Try it
Locate the word "chevrons" in the entries below, then gather every line that holds it.

Records for the exercise

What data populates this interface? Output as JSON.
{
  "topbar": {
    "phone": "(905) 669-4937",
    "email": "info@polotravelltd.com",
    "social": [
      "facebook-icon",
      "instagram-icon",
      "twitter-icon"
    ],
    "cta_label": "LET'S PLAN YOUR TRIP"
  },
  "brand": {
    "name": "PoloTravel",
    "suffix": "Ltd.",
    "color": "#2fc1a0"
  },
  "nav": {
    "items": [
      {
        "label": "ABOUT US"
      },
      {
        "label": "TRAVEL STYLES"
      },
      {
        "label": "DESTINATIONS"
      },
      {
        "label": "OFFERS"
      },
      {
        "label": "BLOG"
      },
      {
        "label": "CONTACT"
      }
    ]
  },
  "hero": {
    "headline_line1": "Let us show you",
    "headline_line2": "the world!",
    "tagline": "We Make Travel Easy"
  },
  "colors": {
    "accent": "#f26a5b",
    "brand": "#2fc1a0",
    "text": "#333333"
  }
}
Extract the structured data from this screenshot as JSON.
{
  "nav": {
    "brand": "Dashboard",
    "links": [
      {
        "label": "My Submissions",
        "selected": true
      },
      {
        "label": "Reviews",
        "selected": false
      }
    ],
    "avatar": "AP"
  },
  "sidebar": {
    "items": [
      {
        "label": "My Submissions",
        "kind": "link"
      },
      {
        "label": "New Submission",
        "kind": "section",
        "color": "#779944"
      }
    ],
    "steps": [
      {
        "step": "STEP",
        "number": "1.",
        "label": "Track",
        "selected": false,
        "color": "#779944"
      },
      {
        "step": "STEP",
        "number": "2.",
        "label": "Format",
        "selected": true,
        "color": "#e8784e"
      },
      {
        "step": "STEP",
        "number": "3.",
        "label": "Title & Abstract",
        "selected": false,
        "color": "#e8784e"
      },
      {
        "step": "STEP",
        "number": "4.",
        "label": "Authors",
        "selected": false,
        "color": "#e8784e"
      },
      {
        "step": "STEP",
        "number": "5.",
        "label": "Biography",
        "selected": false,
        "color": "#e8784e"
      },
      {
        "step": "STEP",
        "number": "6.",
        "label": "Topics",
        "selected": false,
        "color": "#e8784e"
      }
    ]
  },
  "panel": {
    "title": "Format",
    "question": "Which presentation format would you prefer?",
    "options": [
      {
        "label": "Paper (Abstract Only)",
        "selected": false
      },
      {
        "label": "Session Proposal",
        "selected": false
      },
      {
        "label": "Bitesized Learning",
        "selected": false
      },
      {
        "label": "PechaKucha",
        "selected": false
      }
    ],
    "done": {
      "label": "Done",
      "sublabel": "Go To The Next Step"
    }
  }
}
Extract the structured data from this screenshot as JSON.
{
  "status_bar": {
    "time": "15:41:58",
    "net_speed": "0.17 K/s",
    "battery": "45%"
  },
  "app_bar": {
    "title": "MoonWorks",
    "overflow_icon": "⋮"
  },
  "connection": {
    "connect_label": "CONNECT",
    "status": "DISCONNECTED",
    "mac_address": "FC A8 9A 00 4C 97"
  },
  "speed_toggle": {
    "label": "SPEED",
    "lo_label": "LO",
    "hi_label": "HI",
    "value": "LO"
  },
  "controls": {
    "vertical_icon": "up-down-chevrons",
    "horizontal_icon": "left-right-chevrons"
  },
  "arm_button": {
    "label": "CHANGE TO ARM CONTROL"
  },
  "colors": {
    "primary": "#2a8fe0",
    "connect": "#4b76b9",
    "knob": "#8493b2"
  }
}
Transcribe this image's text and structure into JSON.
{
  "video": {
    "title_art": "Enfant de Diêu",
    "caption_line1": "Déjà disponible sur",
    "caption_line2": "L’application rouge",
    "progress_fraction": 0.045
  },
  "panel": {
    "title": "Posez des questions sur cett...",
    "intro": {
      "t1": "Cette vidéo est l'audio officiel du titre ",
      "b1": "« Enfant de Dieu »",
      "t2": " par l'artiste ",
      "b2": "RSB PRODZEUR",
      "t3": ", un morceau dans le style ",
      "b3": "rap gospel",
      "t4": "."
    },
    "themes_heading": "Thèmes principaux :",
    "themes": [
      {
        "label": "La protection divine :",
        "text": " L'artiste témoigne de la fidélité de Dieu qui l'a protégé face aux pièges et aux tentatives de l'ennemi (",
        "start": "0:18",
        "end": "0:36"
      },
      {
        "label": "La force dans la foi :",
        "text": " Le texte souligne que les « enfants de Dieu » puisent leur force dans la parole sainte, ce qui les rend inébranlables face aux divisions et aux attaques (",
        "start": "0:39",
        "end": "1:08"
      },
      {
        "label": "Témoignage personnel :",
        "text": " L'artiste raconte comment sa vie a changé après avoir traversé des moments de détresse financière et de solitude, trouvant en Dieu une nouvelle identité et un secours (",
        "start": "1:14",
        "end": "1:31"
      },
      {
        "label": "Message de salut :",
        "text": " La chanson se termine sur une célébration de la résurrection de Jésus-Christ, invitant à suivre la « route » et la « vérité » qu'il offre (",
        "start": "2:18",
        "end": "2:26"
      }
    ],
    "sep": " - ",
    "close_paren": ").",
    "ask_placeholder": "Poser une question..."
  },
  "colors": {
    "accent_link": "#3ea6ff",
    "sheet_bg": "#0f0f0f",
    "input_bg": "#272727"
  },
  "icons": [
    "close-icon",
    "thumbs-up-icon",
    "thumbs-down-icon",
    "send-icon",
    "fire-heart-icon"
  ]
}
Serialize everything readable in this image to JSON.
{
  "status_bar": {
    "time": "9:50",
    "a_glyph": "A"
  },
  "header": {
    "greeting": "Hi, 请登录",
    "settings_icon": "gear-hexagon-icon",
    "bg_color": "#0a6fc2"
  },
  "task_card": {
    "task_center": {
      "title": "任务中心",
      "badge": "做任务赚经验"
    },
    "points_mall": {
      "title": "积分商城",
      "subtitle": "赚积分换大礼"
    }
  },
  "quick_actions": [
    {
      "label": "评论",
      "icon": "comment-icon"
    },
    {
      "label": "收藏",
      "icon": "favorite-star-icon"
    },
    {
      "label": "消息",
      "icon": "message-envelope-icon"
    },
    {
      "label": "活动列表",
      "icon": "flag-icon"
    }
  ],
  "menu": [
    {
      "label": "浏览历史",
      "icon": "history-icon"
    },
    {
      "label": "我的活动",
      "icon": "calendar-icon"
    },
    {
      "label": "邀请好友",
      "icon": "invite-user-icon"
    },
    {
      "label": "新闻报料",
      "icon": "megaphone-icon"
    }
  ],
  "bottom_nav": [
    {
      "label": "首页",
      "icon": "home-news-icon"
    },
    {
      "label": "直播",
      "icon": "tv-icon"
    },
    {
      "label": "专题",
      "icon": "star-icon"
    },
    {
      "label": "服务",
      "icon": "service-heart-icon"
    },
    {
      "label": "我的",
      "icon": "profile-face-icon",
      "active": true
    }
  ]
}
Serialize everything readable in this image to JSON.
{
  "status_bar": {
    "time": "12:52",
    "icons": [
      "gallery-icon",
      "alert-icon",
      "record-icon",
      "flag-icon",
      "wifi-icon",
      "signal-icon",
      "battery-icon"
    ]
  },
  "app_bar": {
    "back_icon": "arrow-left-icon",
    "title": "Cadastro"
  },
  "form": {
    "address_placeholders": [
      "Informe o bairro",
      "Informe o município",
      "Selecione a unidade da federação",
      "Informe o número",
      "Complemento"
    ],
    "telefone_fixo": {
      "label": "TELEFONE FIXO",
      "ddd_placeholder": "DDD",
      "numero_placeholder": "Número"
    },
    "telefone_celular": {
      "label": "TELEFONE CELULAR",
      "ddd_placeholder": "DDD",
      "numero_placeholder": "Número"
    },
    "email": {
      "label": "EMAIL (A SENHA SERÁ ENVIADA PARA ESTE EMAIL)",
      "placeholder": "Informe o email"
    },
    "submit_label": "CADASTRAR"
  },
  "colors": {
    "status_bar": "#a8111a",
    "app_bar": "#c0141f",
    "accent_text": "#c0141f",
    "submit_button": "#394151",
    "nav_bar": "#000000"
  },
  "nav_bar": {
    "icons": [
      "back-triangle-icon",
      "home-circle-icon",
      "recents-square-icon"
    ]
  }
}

Output for this exercise
    "vertical_icon": "up-down-chevrons",
    "horizontal_icon": "left-right-chevrons"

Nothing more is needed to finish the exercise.